Provided data:
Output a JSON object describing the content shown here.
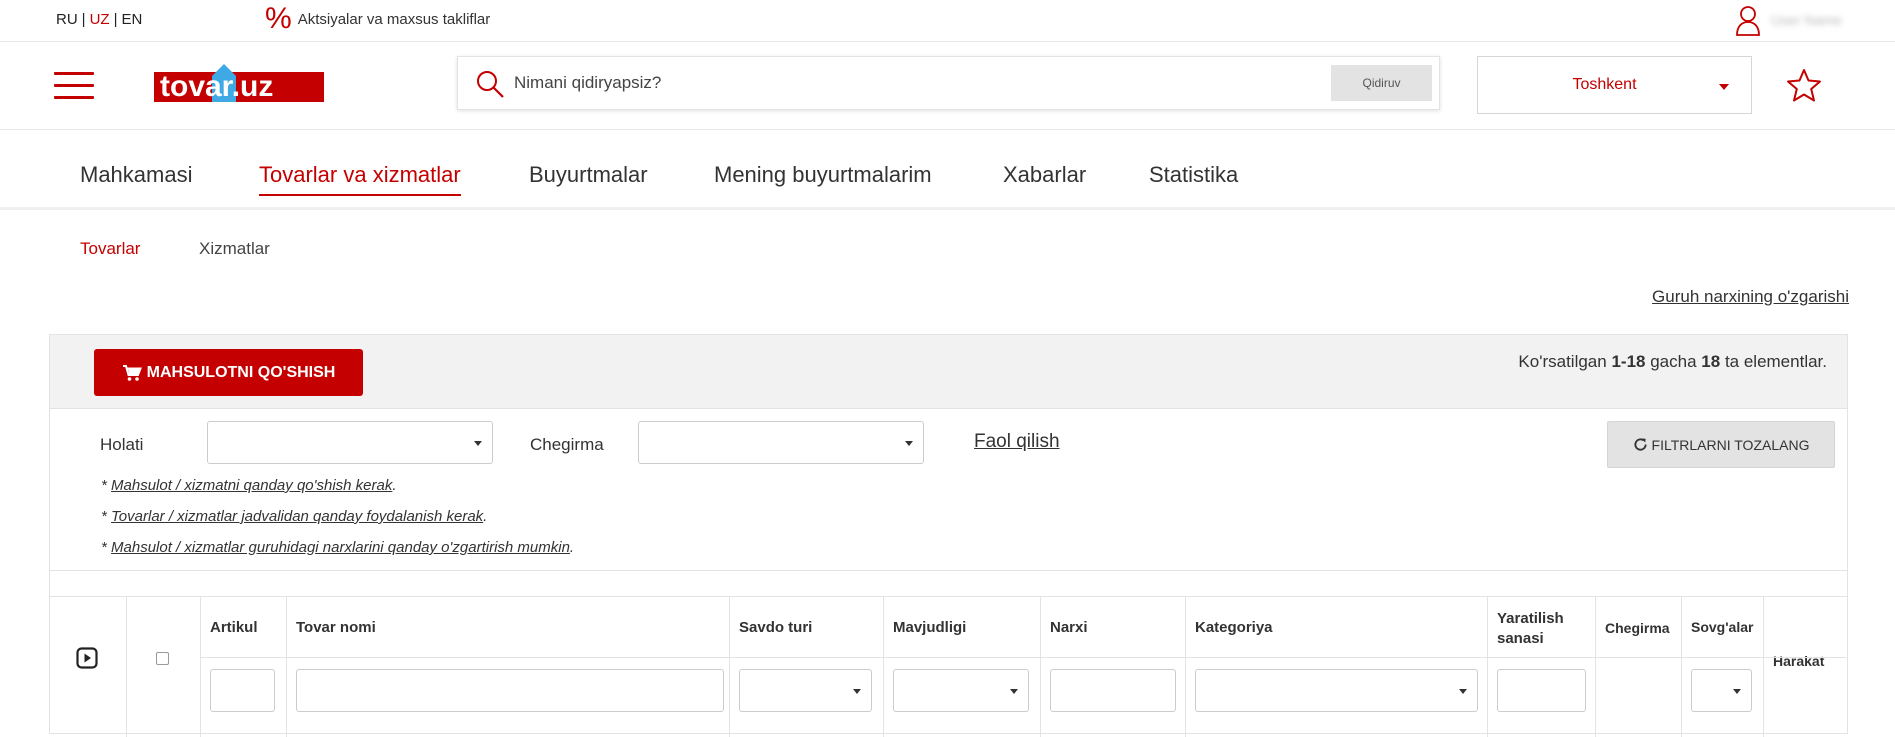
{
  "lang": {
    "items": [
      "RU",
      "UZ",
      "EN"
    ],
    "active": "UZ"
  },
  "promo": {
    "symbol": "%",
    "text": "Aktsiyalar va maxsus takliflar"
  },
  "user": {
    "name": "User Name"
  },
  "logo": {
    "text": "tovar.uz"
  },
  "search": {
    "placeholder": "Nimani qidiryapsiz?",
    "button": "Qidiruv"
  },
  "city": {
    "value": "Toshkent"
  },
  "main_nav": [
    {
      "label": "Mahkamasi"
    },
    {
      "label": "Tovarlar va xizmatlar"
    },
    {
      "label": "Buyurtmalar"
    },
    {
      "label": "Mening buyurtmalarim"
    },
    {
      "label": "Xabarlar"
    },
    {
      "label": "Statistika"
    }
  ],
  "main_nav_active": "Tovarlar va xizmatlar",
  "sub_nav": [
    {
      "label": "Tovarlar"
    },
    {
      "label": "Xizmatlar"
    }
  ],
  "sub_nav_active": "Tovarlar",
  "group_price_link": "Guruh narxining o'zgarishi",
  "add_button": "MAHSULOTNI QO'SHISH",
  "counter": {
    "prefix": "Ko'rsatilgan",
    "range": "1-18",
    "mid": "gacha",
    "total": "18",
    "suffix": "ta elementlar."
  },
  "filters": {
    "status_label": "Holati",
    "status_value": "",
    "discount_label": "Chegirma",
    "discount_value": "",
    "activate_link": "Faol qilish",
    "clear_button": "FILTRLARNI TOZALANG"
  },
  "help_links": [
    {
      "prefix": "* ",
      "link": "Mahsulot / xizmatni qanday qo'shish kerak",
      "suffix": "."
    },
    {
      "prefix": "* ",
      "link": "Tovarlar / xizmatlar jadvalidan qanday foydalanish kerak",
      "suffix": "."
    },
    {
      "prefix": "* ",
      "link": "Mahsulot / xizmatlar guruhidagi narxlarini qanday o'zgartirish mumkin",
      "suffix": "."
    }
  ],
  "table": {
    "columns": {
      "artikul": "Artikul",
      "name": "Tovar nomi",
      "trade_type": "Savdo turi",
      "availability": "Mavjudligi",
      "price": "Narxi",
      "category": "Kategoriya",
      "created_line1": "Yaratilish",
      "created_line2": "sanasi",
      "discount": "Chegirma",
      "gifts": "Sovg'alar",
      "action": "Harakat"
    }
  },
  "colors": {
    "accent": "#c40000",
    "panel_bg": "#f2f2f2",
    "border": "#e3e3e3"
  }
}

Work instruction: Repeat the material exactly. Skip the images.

Completed exercise:
Output a JSON object describing the content shown here.
{
  "lang": {
    "items": [
      "RU",
      "UZ",
      "EN"
    ],
    "active": "UZ"
  },
  "promo": {
    "symbol": "%",
    "text": "Aktsiyalar va maxsus takliflar"
  },
  "user": {
    "name": "User Name"
  },
  "logo": {
    "text": "tovar.uz"
  },
  "search": {
    "placeholder": "Nimani qidiryapsiz?",
    "button": "Qidiruv"
  },
  "city": {
    "value": "Toshkent"
  },
  "main_nav": [
    {
      "label": "Mahkamasi"
    },
    {
      "label": "Tovarlar va xizmatlar"
    },
    {
      "label": "Buyurtmalar"
    },
    {
      "label": "Mening buyurtmalarim"
    },
    {
      "label": "Xabarlar"
    },
    {
      "label": "Statistika"
    }
  ],
  "main_nav_active": "Tovarlar va xizmatlar",
  "sub_nav": [
    {
      "label": "Tovarlar"
    },
    {
      "label": "Xizmatlar"
    }
  ],
  "sub_nav_active": "Tovarlar",
  "group_price_link": "Guruh narxining o'zgarishi",
  "add_button": "MAHSULOTNI QO'SHISH",
  "counter": {
    "prefix": "Ko'rsatilgan",
    "range": "1-18",
    "mid": "gacha",
    "total": "18",
    "suffix": "ta elementlar."
  },
  "filters": {
    "status_label": "Holati",
    "status_value": "",
    "discount_label": "Chegirma",
    "discount_value": "",
    "activate_link": "Faol qilish",
    "clear_button": "FILTRLARNI TOZALANG"
  },
  "help_links": [
    {
      "prefix": "* ",
      "link": "Mahsulot / xizmatni qanday qo'shish kerak",
      "suffix": "."
    },
    {
      "prefix": "* ",
      "link": "Tovarlar / xizmatlar jadvalidan qanday foydalanish kerak",
      "suffix": "."
    },
    {
      "prefix": "* ",
      "link": "Mahsulot / xizmatlar guruhidagi narxlarini qanday o'zgartirish mumkin",
      "suffix": "."
    }
  ],
  "table": {
    "columns": {
      "artikul": "Artikul",
      "name": "Tovar nomi",
      "trade_type": "Savdo turi",
      "availability": "Mavjudligi",
      "price": "Narxi",
      "category": "Kategoriya",
      "created_line1": "Yaratilish",
      "created_line2": "sanasi",
      "discount": "Chegirma",
      "gifts": "Sovg'alar",
      "action": "Harakat"
    }
  },
  "colors": {
    "accent": "#c40000",
    "panel_bg": "#f2f2f2",
    "border": "#e3e3e3"
  }
}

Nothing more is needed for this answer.